And I trust that under Marilyn’s [Tavenner] leadership, the AHIP team will continue their unparalleled record of positive impact.
What does the future of health care look like for patients, health plans, and providers?
Hickey: That’s a great question, and I believe AHIP can play a role in driving positive answers. The potential for change in health care over the next three-five years could be even bigger than what we saw after the passage of the Affordable Care Act.
Our experience in Tennessee has shown there’s plenty of opportunity for improvement, especially in the unstable individual market. But we’ve also seen how change can be disruptive. Whenever possible, we want to minimize disruption as much as we can for our state and for our members.
Health plans have become accustomed to change as an everyday reality, and I’m confident we will step up to help lead a stable transition.
What are some new initiatives or projects you’re leading at BCBST?
Hickey: We continue to make great strides in our clinical quality programs – we’re all very proud of achieving 4-Star ratings for our Medicare Advantage, Commercial PPO and Medicaid plans – and continued improvement is a top priority. A big part of that is accelerating our efforts to bring more and more providers into value-based reimbursement contracts. Changing the incentive structure to reward positive outcomes is the right thing to do for our members, and we can see that it’s working.
Improving population health through philanthropic investments is another key effort. The BlueCross BlueShield of Tennessee Health Foundation is actually one of the largest private foundations in the state and it’s the only one focused on health. That presents a tremendous opportunity for impact. One important example is our work to combat the misuse and abuse of prescription opioids.
Looking internally, I’m proud of our culture of inclusion, which helps us better understand and serve our increasingly diverse membership. We’re also putting a lot of effort into our career development programs to ensure we grow and retain top talent.
BlueCross BlueShield of Tennessee’s focus is on people and relationships. Why is this so important to the organization?
Hickey: Our mission is peace of mind through better health. That’s something we can only deliver on because of our great people who treat every customer, colleague and business partner with empathy and respect.
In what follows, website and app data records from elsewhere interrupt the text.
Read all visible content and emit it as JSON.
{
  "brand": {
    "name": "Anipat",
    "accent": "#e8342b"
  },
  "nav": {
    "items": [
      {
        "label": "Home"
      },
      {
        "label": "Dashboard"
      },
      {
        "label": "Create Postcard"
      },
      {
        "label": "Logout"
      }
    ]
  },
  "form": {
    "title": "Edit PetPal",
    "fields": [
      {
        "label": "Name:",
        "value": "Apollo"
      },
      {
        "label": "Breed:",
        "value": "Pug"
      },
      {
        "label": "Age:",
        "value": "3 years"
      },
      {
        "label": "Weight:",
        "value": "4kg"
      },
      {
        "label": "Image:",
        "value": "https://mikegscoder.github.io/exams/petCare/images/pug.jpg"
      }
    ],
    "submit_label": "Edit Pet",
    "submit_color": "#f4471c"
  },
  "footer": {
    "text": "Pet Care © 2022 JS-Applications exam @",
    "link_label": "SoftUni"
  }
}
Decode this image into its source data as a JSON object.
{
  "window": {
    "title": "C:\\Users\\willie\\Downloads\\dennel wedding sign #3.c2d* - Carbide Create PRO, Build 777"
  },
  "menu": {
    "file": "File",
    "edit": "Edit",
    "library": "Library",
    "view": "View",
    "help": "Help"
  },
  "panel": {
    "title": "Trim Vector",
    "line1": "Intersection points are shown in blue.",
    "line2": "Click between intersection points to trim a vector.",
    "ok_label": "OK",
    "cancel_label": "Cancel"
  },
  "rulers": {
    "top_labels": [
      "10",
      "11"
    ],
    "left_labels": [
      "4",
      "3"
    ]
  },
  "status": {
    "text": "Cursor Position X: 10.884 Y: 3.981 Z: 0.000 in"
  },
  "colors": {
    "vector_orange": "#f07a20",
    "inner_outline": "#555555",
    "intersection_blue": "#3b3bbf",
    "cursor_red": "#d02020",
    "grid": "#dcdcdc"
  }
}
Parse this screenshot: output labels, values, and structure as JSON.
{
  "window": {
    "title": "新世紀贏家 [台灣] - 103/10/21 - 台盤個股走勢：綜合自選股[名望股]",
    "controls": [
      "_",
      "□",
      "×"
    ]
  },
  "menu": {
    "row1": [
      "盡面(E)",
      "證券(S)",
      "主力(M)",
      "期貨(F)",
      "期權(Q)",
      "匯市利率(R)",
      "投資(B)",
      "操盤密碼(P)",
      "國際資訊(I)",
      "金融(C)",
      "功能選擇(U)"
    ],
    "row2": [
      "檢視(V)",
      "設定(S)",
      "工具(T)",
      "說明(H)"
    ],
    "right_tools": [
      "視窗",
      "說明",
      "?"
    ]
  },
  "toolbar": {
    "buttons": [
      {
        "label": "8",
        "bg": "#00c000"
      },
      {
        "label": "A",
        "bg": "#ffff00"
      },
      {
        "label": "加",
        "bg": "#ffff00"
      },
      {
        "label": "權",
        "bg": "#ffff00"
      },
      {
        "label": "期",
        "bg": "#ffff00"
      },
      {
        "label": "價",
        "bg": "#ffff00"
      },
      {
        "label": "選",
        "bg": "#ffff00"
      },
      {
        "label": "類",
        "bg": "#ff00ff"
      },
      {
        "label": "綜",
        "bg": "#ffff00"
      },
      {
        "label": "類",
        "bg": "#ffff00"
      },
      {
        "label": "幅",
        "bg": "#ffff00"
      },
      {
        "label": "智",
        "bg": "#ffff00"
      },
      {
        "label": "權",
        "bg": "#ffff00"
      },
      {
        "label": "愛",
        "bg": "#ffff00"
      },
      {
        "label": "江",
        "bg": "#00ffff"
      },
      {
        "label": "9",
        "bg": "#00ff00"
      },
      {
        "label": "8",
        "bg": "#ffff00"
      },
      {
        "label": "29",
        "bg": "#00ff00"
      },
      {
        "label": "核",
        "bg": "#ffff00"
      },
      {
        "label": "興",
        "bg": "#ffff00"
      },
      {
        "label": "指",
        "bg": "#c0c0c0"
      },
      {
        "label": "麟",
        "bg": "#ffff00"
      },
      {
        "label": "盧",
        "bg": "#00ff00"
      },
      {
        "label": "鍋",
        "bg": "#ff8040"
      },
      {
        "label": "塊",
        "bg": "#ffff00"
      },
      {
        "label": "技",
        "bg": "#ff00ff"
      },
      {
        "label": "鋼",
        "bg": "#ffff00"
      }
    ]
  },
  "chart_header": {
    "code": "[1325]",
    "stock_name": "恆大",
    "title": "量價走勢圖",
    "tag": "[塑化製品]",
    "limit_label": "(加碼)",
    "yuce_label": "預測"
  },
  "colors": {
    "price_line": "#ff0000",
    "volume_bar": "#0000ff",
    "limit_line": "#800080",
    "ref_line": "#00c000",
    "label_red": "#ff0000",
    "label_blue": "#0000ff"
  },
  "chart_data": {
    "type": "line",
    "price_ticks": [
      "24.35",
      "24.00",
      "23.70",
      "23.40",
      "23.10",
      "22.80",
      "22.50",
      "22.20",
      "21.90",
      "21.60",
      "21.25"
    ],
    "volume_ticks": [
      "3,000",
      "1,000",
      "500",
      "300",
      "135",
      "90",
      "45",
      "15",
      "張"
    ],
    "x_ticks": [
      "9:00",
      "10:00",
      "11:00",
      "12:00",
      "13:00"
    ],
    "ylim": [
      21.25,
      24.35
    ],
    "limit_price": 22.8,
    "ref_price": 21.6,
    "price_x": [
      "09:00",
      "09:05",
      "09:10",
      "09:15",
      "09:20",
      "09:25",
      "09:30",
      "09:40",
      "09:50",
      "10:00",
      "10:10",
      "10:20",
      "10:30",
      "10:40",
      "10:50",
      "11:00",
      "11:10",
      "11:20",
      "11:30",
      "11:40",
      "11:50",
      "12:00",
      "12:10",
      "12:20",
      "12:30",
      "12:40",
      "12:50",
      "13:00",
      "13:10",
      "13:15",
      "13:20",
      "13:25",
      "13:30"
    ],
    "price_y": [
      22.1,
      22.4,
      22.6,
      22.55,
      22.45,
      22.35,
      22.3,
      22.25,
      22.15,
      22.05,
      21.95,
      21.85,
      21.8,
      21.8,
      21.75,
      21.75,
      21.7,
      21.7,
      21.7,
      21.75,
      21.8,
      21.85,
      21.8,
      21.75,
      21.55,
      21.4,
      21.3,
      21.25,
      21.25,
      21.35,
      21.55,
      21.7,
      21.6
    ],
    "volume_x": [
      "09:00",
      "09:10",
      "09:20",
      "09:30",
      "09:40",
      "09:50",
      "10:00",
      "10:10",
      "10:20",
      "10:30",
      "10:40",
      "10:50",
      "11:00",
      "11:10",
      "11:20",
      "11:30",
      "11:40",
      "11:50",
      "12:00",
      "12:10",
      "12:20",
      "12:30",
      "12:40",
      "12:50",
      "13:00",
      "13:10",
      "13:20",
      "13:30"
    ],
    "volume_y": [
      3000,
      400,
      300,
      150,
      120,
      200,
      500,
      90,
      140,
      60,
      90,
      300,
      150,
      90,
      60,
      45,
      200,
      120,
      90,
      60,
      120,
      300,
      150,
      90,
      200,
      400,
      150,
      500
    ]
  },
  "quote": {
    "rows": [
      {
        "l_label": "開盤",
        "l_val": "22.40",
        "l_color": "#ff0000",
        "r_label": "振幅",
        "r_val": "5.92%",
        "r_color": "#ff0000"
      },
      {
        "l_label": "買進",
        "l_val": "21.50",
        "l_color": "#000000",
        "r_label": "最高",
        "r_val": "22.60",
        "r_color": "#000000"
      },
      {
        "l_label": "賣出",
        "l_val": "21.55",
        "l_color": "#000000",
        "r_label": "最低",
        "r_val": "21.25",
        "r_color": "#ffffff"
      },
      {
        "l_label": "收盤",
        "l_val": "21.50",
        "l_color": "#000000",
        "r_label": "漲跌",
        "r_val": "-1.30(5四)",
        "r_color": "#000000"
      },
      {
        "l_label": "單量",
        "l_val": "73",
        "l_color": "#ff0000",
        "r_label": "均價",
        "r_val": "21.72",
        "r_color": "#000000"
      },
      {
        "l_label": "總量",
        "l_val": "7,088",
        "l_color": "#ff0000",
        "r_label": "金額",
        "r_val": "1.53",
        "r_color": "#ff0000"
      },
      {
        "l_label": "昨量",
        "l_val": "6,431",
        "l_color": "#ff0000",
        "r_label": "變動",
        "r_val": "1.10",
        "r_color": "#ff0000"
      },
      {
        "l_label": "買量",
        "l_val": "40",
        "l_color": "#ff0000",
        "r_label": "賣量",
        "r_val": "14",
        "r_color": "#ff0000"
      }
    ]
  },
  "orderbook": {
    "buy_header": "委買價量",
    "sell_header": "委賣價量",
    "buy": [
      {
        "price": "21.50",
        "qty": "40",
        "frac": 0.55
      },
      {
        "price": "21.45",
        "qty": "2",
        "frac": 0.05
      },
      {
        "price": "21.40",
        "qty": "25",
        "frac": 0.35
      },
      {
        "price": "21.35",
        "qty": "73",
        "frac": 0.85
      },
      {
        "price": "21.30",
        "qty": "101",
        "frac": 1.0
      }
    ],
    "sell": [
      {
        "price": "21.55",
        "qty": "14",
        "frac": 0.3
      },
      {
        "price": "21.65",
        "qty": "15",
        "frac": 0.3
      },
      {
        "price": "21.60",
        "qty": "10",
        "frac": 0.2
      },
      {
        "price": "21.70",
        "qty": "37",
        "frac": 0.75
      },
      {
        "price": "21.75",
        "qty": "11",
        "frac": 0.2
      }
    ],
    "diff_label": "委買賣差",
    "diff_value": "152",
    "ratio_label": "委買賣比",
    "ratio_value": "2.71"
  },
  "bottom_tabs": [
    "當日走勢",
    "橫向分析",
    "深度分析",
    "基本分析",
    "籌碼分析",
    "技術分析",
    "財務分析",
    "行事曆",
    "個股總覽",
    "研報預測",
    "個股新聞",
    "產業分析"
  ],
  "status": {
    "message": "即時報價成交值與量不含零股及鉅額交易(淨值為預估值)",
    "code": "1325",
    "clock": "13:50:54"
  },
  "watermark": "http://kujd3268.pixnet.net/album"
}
Our employees live and work alongside the people we serve, so we understand their values and aspirations and struggles. Being of and for Tennessee is at our core, and it’s why so many individuals and companies trust us to manage their health coverage.
This interview has been condensed and edited for length and clarity.